• THE PROBLEM:
Your answer should consist of the lines in the data below that contain "table".

(Items from an interface collection)
Segment Open
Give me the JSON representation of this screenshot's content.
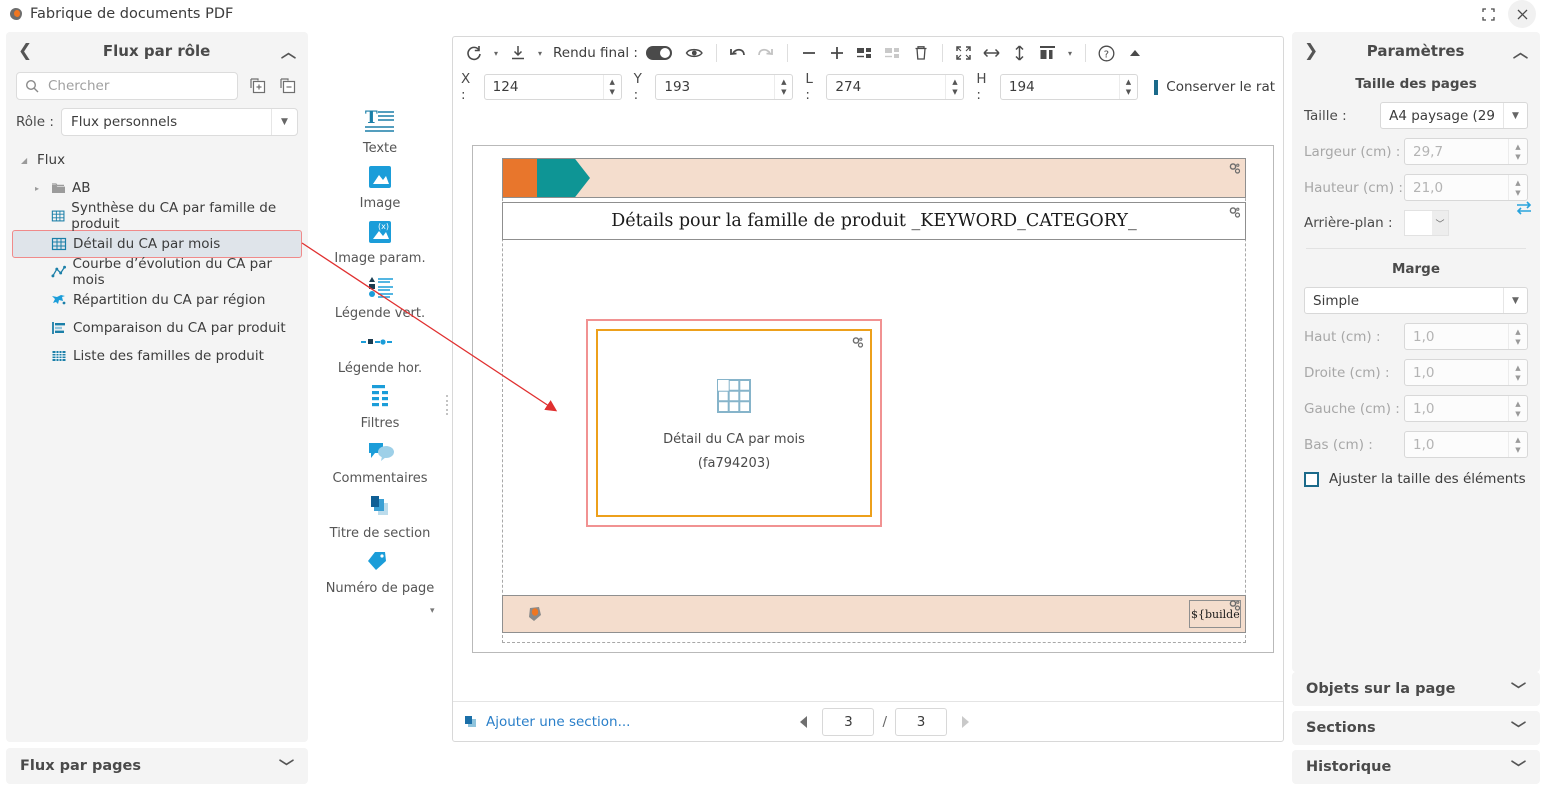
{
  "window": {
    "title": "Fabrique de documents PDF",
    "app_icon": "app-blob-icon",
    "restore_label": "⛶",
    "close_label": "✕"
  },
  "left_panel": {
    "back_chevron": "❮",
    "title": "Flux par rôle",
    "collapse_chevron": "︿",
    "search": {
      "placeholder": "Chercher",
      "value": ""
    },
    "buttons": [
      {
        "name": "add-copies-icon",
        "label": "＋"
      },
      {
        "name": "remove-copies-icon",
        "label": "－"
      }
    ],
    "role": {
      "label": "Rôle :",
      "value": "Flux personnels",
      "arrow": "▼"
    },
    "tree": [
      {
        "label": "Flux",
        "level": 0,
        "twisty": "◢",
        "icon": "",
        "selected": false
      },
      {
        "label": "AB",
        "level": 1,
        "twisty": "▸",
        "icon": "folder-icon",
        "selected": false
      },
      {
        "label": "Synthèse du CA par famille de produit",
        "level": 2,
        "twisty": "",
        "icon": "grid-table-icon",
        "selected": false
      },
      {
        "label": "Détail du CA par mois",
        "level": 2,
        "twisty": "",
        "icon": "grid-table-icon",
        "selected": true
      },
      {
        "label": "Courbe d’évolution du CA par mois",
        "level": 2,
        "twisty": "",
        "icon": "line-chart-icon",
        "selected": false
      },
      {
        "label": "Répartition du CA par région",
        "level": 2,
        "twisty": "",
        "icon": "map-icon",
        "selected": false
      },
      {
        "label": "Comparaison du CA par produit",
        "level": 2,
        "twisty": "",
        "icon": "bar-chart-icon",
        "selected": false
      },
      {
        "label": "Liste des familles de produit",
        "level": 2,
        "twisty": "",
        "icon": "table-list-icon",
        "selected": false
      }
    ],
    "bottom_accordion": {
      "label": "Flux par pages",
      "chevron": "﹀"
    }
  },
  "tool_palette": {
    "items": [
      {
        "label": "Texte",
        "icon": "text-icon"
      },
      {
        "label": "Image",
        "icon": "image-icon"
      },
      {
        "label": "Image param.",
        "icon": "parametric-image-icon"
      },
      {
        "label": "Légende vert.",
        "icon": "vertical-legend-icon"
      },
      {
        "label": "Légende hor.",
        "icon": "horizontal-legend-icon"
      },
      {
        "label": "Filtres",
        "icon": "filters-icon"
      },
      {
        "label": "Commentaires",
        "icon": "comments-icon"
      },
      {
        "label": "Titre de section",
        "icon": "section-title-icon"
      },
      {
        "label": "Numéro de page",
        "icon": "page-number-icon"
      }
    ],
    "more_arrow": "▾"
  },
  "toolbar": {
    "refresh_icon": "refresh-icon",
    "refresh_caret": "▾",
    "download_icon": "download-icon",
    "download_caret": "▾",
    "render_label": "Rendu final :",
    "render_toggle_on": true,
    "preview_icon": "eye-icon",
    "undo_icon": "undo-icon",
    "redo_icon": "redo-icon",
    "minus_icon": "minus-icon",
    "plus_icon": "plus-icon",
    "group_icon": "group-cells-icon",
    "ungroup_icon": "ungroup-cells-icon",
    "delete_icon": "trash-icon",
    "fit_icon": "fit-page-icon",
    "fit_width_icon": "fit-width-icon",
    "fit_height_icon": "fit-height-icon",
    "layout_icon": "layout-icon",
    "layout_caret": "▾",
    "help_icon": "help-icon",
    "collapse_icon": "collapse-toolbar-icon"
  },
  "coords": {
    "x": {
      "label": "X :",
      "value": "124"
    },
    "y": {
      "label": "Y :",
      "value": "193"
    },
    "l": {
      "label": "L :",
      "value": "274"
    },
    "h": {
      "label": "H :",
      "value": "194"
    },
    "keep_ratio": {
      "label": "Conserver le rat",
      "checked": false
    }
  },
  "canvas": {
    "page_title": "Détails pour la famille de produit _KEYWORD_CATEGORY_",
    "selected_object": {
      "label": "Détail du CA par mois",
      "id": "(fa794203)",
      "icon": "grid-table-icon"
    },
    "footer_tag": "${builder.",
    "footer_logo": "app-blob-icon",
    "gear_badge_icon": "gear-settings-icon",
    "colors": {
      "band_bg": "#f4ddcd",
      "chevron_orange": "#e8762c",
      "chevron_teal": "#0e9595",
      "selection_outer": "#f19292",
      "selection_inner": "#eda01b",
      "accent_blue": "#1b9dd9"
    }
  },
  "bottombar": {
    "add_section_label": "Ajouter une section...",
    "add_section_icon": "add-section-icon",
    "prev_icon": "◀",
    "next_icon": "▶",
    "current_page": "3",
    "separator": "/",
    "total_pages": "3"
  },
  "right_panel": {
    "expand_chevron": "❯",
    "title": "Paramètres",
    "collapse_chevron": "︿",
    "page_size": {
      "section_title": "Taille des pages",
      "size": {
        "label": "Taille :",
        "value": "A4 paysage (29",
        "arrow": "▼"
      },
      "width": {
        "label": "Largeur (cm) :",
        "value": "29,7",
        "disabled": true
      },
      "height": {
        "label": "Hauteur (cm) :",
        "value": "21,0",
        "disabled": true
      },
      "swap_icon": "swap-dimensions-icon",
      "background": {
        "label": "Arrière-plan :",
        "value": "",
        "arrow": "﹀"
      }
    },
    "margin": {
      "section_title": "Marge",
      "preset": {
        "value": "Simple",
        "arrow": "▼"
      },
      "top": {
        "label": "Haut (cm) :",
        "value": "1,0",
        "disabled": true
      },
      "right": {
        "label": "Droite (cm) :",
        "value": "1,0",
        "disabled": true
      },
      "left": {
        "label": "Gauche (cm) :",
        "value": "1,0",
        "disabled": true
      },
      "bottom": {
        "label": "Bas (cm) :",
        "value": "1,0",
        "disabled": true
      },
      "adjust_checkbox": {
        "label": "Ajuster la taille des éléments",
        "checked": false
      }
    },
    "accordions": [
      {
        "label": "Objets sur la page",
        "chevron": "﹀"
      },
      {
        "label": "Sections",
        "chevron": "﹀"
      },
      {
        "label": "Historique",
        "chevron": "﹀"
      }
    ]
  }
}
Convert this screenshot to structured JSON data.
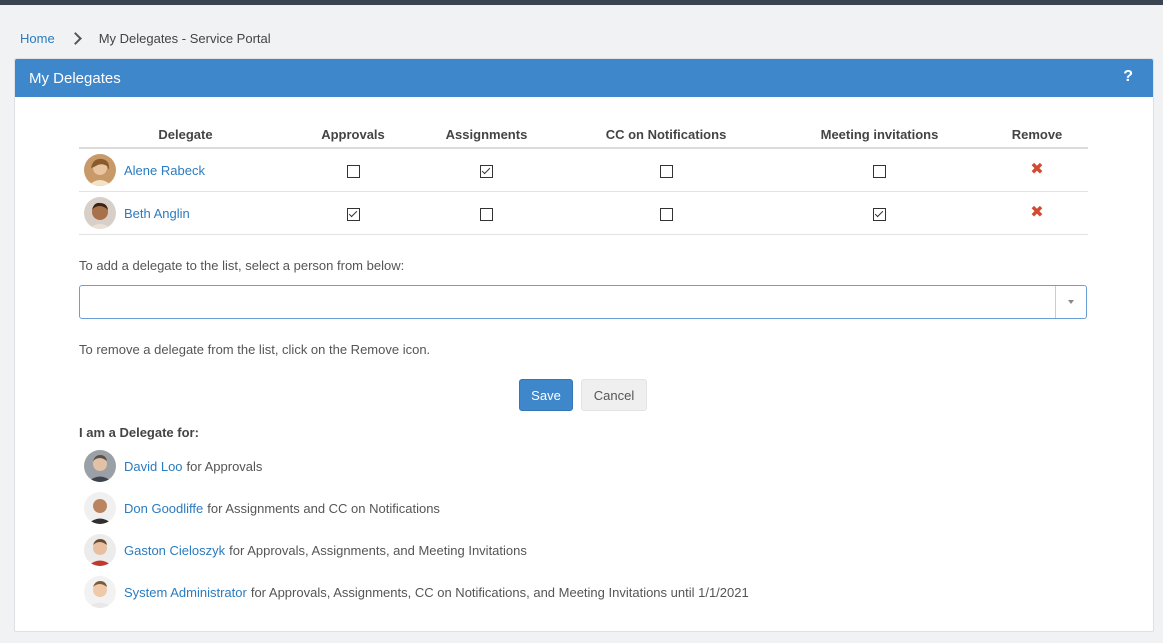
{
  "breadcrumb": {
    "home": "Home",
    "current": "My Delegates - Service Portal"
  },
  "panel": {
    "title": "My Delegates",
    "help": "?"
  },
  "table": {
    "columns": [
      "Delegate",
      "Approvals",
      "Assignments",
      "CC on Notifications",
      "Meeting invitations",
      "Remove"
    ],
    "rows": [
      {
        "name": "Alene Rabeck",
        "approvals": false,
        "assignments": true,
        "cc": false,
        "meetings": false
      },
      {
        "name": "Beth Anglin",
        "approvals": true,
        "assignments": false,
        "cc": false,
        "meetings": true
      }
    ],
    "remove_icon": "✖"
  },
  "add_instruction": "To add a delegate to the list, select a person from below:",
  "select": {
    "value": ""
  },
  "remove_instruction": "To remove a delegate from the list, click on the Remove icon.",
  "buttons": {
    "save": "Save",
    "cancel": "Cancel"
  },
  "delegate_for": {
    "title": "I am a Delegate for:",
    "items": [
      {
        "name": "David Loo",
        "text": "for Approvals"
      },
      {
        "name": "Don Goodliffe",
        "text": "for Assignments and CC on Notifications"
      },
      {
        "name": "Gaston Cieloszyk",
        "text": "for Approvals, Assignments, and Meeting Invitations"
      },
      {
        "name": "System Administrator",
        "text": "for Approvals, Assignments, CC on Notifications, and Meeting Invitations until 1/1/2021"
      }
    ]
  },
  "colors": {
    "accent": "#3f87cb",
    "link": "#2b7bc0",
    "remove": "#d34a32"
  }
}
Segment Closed
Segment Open
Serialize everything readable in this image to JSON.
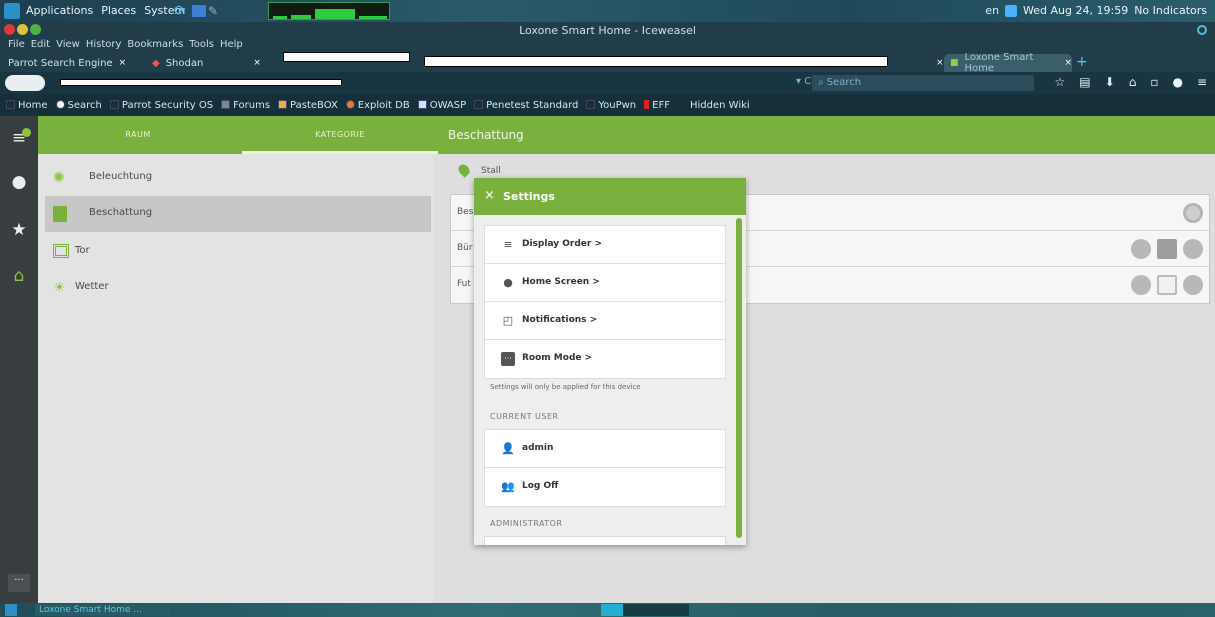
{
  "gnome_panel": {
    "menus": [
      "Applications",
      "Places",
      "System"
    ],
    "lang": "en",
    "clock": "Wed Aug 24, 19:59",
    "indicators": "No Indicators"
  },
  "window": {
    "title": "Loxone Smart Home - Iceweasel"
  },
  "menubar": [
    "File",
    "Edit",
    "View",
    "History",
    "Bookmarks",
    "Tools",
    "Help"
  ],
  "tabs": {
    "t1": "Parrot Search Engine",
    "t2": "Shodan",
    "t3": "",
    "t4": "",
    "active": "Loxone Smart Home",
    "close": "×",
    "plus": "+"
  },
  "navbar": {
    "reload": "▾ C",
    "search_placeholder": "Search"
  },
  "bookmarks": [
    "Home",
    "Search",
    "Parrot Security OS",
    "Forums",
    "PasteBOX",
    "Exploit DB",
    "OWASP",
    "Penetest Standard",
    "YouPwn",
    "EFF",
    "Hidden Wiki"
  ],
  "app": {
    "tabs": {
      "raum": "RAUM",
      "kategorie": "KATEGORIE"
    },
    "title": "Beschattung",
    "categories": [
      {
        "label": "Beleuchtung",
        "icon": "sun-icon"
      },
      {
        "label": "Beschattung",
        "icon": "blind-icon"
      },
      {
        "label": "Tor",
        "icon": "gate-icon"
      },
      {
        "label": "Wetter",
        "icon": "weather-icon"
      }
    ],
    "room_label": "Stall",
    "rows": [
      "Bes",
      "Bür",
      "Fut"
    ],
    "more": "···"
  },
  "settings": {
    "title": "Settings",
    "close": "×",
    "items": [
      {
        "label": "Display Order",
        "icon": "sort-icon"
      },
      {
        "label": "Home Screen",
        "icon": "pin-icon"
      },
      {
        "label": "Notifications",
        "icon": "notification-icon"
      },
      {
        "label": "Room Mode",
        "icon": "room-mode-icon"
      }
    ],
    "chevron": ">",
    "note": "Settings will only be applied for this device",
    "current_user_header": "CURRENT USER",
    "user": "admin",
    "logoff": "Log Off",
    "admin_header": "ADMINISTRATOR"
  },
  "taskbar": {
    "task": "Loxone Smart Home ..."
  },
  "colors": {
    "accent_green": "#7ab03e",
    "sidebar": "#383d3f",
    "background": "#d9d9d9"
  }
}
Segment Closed
• THE ANSWER:
        "icon": "grid-table-icon",
        "icon": "grid-table-icon",
        "icon": "table-list-icon",
      "icon": "grid-table-icon"
  "table": {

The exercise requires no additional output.